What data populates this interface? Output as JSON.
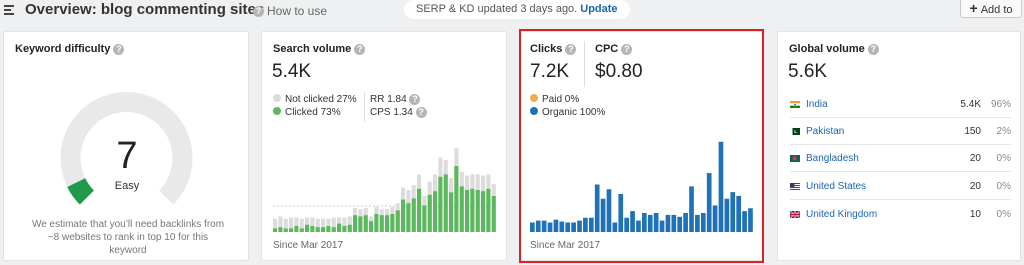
{
  "header": {
    "title": "Overview: blog commenting sites",
    "help_label": "How to use",
    "notice_text": "SERP & KD updated 3 days ago.",
    "notice_link": "Update",
    "add_to_label": "Add to"
  },
  "kd": {
    "title": "Keyword difficulty",
    "score": "7",
    "score_label": "Easy",
    "score_fraction": 0.07,
    "note": "We estimate that you’ll need backlinks from ~8 websites to rank in top 10 for this keyword"
  },
  "search_volume": {
    "title": "Search volume",
    "value": "5.4K",
    "not_clicked": "Not clicked 27%",
    "clicked": "Clicked 73%",
    "rr": "RR 1.84",
    "cps": "CPS 1.34",
    "since": "Since Mar 2017",
    "chart_total": [
      11,
      13,
      11,
      12,
      12,
      11,
      12,
      12,
      11,
      11,
      11,
      12,
      12,
      12,
      13,
      20,
      19,
      20,
      13,
      21,
      19,
      19,
      21,
      24,
      37,
      35,
      39,
      48,
      30,
      42,
      48,
      62,
      60,
      45,
      70,
      50,
      47,
      48,
      48,
      47,
      48,
      40
    ],
    "chart_clicked": [
      3,
      4,
      3,
      3,
      5,
      3,
      6,
      5,
      4,
      4,
      5,
      4,
      7,
      5,
      6,
      14,
      13,
      14,
      9,
      15,
      14,
      14,
      15,
      18,
      27,
      24,
      28,
      36,
      22,
      31,
      34,
      46,
      48,
      33,
      55,
      38,
      35,
      36,
      35,
      34,
      36,
      30
    ]
  },
  "clicks": {
    "clicks_title": "Clicks",
    "clicks_value": "7.2K",
    "cpc_title": "CPC",
    "cpc_value": "$0.80",
    "paid": "Paid 0%",
    "organic": "Organic 100%",
    "since": "Since Mar 2017",
    "chart_values": [
      10,
      12,
      12,
      10,
      13,
      11,
      10,
      10,
      12,
      15,
      15,
      50,
      35,
      45,
      10,
      40,
      15,
      22,
      12,
      20,
      18,
      20,
      12,
      18,
      18,
      16,
      20,
      48,
      18,
      20,
      62,
      28,
      95,
      35,
      42,
      38,
      22,
      25
    ]
  },
  "global_volume": {
    "title": "Global volume",
    "value": "5.6K",
    "countries": [
      {
        "name": "India",
        "volume": "5.4K",
        "pct": "96%",
        "flag": "in"
      },
      {
        "name": "Pakistan",
        "volume": "150",
        "pct": "2%",
        "flag": "pk"
      },
      {
        "name": "Bangladesh",
        "volume": "20",
        "pct": "0%",
        "flag": "bd"
      },
      {
        "name": "United States",
        "volume": "20",
        "pct": "0%",
        "flag": "us"
      },
      {
        "name": "United Kingdom",
        "volume": "10",
        "pct": "0%",
        "flag": "gb"
      }
    ]
  },
  "colors": {
    "green": "#5cb85c",
    "grey_bar": "#dcdcdc",
    "blue": "#1f72b8",
    "orange": "#f0ad4e",
    "kd_green": "#1e9a4b",
    "highlight": "#e02020"
  }
}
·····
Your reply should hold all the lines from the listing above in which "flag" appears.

        "flag": "in"
        "flag": "pk"
        "flag": "bd"
        "flag": "us"
        "flag": "gb"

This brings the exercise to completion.